#### Data

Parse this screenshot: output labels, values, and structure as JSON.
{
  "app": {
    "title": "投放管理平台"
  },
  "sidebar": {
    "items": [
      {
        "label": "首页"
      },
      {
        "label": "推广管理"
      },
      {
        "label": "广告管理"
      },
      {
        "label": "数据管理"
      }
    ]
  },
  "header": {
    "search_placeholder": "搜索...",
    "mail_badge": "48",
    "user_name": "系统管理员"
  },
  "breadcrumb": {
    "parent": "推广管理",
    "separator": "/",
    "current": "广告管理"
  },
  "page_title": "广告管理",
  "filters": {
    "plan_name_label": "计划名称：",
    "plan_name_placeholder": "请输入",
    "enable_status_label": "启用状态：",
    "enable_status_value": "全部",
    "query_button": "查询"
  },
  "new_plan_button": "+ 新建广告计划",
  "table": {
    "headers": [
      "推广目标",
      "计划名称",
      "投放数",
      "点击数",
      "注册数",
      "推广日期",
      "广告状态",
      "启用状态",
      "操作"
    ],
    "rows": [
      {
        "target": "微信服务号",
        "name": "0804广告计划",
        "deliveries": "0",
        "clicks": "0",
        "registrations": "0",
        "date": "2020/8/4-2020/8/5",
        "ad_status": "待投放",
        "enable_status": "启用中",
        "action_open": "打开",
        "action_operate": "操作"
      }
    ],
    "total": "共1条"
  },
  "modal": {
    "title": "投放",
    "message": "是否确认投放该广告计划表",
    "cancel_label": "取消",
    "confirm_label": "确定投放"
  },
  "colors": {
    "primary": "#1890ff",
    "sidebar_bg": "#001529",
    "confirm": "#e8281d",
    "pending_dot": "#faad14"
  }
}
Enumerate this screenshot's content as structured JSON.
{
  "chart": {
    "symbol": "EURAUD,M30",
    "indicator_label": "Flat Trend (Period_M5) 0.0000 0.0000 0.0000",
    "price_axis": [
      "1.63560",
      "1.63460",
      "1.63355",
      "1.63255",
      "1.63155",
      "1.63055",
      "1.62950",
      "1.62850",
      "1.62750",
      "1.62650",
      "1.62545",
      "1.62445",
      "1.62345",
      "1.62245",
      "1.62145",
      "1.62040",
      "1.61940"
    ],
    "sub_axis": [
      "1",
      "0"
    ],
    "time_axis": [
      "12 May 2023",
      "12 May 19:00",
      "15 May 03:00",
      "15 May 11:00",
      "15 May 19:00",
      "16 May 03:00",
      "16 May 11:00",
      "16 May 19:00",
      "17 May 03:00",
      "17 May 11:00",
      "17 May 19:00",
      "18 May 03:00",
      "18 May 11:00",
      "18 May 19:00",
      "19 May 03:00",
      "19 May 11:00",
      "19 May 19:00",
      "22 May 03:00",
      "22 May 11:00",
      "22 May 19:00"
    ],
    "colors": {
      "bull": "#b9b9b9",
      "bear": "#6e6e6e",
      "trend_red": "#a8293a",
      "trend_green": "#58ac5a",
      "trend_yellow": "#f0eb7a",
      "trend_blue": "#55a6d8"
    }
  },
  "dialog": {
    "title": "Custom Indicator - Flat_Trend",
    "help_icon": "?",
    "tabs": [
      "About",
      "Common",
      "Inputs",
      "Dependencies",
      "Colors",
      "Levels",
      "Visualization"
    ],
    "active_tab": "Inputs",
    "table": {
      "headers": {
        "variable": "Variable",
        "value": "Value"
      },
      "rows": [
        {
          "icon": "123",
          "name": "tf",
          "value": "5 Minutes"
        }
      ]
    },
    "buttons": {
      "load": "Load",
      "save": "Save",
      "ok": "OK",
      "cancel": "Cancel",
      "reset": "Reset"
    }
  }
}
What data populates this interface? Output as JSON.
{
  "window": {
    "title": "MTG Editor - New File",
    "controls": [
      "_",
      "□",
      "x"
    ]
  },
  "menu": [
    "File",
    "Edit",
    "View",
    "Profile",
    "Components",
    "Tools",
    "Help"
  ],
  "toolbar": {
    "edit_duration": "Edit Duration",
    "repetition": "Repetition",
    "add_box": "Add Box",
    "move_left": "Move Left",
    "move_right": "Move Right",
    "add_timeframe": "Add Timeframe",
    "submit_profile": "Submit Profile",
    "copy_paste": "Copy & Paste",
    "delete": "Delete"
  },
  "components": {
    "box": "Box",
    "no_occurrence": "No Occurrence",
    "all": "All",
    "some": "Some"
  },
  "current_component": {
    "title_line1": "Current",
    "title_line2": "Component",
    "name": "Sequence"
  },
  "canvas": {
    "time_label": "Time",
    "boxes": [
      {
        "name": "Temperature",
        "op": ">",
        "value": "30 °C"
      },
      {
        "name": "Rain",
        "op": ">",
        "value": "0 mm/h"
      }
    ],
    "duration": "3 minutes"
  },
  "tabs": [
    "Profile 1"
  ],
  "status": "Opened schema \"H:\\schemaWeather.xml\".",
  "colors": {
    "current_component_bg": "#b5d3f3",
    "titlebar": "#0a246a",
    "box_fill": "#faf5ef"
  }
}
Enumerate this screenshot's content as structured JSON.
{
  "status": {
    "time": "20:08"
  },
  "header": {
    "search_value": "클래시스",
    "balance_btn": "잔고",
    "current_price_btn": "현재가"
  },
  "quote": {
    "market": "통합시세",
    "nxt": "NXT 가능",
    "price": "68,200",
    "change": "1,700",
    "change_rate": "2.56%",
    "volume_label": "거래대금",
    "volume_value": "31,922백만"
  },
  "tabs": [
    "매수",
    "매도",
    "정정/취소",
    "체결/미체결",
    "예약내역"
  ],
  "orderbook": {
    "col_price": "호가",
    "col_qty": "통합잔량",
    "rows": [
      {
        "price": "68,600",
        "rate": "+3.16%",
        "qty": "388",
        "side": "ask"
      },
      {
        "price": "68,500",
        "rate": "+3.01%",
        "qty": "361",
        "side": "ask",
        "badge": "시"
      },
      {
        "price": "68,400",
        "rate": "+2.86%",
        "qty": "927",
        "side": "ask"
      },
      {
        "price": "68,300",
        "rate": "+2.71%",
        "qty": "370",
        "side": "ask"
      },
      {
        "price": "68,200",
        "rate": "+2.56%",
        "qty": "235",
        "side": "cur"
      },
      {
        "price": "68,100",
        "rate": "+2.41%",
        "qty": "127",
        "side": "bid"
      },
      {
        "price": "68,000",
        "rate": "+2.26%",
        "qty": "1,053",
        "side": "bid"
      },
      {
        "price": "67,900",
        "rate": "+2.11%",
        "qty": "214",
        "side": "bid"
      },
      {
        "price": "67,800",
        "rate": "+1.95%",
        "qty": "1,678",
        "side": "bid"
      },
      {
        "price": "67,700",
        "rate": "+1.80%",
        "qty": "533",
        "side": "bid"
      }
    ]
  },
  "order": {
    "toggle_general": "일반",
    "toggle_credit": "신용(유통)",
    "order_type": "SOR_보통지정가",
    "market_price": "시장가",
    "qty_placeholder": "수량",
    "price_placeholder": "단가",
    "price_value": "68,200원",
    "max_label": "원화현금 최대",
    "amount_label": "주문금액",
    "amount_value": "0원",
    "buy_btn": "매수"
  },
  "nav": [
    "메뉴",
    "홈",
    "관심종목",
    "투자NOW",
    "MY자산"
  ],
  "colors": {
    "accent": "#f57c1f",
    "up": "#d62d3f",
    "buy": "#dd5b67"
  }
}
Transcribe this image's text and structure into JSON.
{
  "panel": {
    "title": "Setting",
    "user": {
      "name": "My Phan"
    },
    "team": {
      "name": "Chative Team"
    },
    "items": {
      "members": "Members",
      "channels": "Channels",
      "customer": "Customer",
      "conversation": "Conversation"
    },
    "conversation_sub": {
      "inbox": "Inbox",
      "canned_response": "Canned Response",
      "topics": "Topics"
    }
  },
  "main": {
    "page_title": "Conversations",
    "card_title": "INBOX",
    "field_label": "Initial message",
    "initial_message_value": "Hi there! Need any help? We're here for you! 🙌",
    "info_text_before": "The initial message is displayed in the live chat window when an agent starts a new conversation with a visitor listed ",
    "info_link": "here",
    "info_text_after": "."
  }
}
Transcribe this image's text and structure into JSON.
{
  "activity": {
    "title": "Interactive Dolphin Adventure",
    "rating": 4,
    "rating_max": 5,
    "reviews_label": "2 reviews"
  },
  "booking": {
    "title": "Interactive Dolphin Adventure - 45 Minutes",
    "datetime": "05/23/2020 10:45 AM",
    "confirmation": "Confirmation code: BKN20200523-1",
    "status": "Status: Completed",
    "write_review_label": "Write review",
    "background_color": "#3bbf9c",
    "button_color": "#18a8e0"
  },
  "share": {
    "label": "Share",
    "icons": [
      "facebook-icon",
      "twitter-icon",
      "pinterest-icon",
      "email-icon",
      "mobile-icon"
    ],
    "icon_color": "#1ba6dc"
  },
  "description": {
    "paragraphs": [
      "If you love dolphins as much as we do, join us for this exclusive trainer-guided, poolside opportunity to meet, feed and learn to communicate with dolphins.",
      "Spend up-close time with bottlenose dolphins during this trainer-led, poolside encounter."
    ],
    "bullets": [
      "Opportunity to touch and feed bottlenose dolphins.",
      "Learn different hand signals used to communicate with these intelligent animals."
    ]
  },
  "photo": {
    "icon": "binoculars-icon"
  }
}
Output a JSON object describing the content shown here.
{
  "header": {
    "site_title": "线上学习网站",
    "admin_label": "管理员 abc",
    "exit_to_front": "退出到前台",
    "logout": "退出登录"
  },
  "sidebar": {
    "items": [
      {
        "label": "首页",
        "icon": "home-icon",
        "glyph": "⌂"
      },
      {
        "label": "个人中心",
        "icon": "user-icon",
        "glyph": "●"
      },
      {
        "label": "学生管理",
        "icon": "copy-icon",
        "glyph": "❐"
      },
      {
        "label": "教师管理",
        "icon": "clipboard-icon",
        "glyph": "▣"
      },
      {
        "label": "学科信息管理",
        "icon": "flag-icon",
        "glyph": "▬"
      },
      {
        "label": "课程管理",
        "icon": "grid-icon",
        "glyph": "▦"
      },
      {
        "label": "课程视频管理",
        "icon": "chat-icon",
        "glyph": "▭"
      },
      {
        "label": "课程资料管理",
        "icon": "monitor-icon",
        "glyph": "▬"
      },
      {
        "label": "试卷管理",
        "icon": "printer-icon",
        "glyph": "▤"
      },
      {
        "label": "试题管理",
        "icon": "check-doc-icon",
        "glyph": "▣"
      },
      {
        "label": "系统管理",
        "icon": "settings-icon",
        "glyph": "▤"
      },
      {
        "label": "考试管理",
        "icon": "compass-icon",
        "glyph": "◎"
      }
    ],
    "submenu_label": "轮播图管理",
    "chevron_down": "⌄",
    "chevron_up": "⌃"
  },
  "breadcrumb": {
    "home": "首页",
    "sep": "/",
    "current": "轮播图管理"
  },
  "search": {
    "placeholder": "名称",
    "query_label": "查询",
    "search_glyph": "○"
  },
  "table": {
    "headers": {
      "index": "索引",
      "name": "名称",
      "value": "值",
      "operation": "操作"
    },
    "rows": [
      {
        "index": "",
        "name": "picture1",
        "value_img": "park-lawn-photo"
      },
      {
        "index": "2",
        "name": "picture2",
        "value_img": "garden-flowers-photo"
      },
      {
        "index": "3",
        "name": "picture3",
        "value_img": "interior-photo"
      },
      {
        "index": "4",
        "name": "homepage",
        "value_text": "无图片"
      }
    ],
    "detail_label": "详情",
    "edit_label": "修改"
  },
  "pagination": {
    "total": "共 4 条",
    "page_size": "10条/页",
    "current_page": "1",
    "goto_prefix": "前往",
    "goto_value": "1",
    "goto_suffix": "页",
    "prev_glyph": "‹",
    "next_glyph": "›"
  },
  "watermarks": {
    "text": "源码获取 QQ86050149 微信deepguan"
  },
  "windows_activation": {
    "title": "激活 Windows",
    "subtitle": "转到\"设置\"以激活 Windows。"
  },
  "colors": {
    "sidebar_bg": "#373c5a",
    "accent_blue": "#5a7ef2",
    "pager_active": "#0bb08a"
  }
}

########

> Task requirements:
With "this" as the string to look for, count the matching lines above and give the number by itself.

> Solved exercise:
8